Quantifying the health and economic impact of antimicrobial stewardship programs in Australian hospitals

Lead Researcher / Student:  Ms Sonali Coulter (PhD Candidate)
Project supervisors:  Dr Kate Halton
Professor Nick Graves
Dr Jason Roberts

Project commenced 2012
Tags: antibiotics, antimicrobial stewardship, cost-effectiveness, PhD student projects

Antimicrobial resistance is a widely publicised problem in healthcare associated infections. Increasingly, hospitals and healthcare facilities are instituting antimicrobial stewardship programs in an effort to optimise prescribing of antimicrobial agents, in an effort to control or reduce antimicrobial resistance of infectious organisms. This research project examines the cost-effectiveness of antimicrobial stewardship programs in Australian hospitals. The research will look at whether making an investment in antimicrobial stewardship programs is a good economic decision and what programs might offer the best value for money. It will also explore how factors external to the stewardship program, such as hospital organisational support or pathology test turnaround times, might affect efficiency and effectiveness of antimicrobial stewardship programs.
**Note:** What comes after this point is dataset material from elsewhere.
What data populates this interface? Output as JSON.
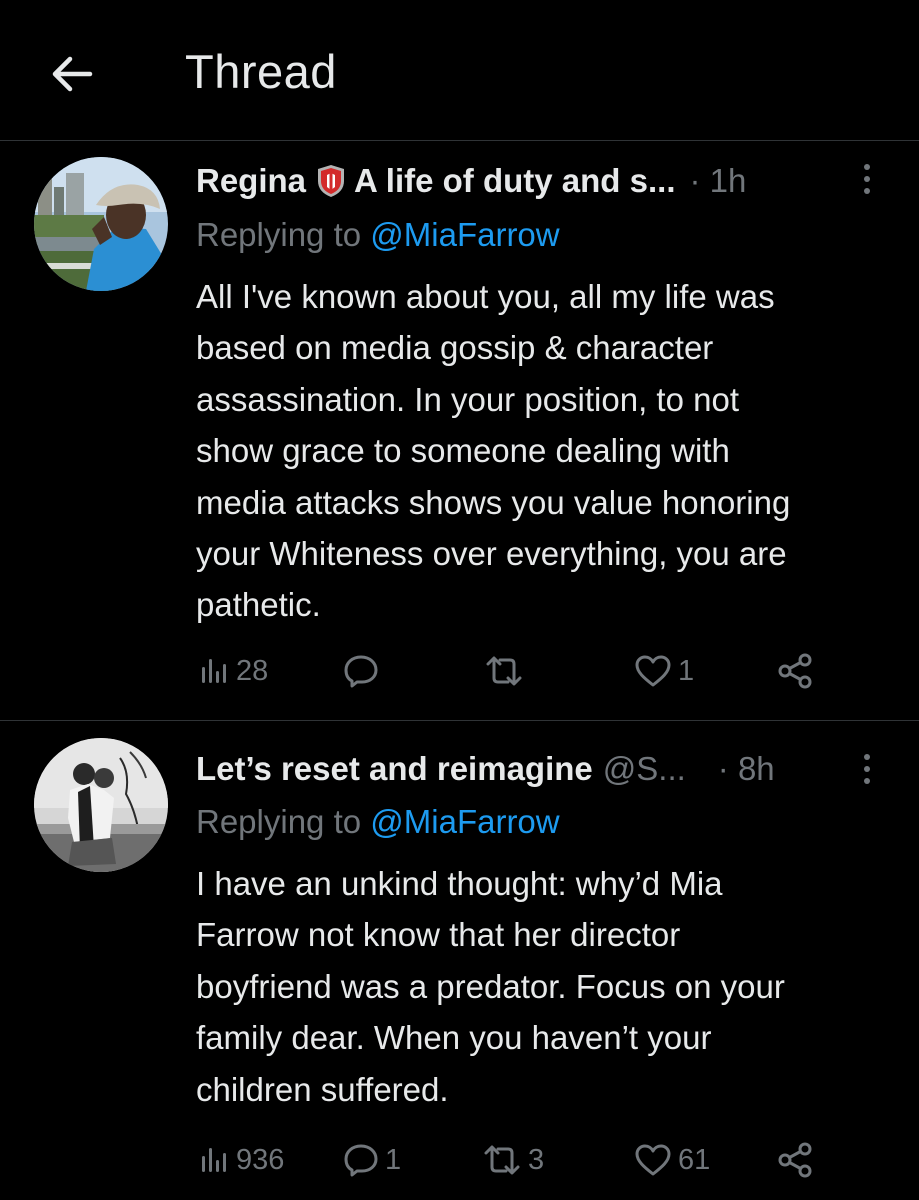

Status
Completed

Collaborators
Professor Nicholas Graves
Dr Kate Halton